NSW stamp duty on transfers of business assets other than real property is scheduled to be abolished from 1 July 2016.

Stamp duty is often a significant transaction cost, with stamp duty of over $40,000 payable on a contract for the sale of business in NSW with a purchase price of 1 million dollars.

However, before getting too excited about the savings, we have been here before – the scheduled abolition of this form of stamp duty has been deferred many times over the past few years.

The good news is that if there isn’t another deferment, from 1 July 2016 NSW stamp duty will no longer be payable on:

  • transfers of marketable securities – including shares in private companies and units in unit trusts (land rich duty may still apply).
  • transfers of business assets including goodwill and intellectual property and plant and equipment when part of a transaction which includes goodwill (commonly seen as a ‘sale of business’).
  • transfers of commercial fisheries shares.
  • transfers of statutory licences and permissions (including taxi and liquor licences) and gaming machine entitlements.

In keeping with the approach of reducing NSW government transaction costs for business, mortgage duty (most commonly payable on securities for commercial lending as there is no longer stamp duty on investment housing loans or owner occupied housing loans) is also scheduled to be abolished at the same time. This also includes duty on company charges and general security agreements.

While we do not have a crystal ball, the scheduled abolition date is only some 3 months away. If your individual situation allows, the possible stamp duty savings achieved by delaying the transaction and entering into contracts after 1 July 2016 should be considered as part of your business transaction.

There are, however, anti avoidance mechanisms in place.
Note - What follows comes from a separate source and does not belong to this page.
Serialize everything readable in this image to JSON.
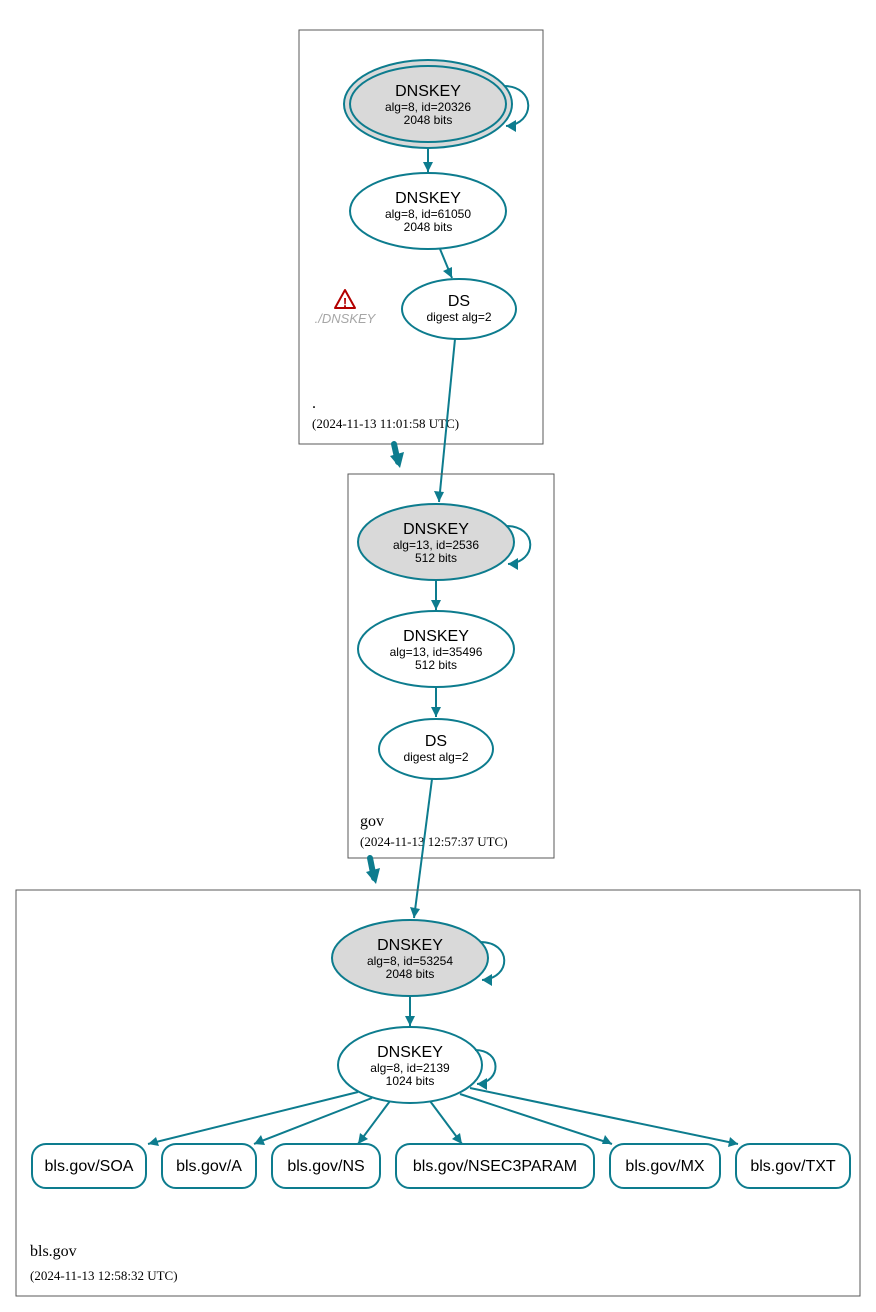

For example, stamp duty for contracts entered into after 1 July 2016 as a result of the exercise of an option granted prior to that date will remain, so care should be taken around ‘creative’ arrangements that seek to avoid stamp duty.